In many countries mine sites fall under contaminated sites regulation and as such there is a need to consider and integrate contaminated sites issuesas part of mine permitting, operations, closure and rehabilitation planning.
At MEM we understand that laboratory data provides the scientific basis for the majority of technical studies related to environmental management. We believe in a first principles scientific approach and fully embrace ongoing advancements in technical research. No site is the same and as such our guiding principle is to be specialised and not generalised, to embrace change not resist it so that we can innovate and not stagnate.
Tailings and mine waste facilities comprise the largest engineering projects in the world and pose the most significant long-term management risks for many sites. As such MEM believes that getting it right first time is critical when it comes to designing and managing these facilities.
From the moment the exploration drill rigs start turning to the rehabilitation of the site geochemistry underpins critical decision making and planning for many aspects of a mining project. As such geochemistry assessments typically involve and influence site wide aspects such as permitting and regulation, mine planning and operational optimisation decision making, as well as project economics and long-term strategy.
Based on our experience of working with operational teams on site we understand the need for practical, timely and pragmatic advice. Because many aspects of geochemistry and waste management are very specialised, and cross discipline, not every site is fortunate enough to have a dedicated “expert” on hand to assist with operational aspects of mine waste and environmental management.
From the assessment of long term impacts to sensitive surface water bodies, and from mine waste facility discharges to occupational health and safety risks posed by mining and handling reactive waste rock, the assessment and quantification of risk is integral to all aspects of the project life cycle.
Site investigations are often the most costly part of many environmental assessments. Getting things right is of paramount importance and as such our focus is on exceptional planning and execution for these projects to deliver results.

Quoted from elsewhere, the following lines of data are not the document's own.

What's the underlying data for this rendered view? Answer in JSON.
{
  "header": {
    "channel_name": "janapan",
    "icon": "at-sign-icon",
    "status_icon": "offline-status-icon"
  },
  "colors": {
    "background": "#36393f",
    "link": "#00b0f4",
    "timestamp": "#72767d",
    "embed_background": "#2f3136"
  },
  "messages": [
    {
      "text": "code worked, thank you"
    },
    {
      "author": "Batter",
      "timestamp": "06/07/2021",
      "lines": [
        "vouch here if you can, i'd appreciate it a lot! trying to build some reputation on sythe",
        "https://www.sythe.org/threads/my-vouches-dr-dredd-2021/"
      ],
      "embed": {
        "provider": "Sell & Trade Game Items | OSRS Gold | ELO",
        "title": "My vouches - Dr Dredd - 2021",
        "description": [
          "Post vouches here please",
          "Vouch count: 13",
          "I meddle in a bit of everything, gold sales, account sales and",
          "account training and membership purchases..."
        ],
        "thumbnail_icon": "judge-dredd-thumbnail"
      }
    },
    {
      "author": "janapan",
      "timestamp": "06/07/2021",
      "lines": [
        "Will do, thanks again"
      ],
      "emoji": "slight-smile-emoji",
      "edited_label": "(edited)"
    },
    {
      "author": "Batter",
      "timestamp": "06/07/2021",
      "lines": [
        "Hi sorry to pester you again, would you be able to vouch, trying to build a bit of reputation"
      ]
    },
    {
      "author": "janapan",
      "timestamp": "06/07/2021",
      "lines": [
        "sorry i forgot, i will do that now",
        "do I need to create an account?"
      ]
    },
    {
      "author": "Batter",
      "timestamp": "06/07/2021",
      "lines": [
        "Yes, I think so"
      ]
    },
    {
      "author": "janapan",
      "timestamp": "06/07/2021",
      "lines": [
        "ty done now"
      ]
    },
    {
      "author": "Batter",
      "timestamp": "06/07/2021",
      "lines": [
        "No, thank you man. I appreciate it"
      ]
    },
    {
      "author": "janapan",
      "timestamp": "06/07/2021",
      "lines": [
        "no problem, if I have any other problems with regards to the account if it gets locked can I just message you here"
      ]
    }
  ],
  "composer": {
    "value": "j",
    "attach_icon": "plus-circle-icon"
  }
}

At MEM we believe prevention is better than cure and through integrated, sustainable and innovative planning the requirement for water treatment can be significantly reduced. However, we recognise that under many scenarios some form of water treatment is often required to support site operations as part of environmental management.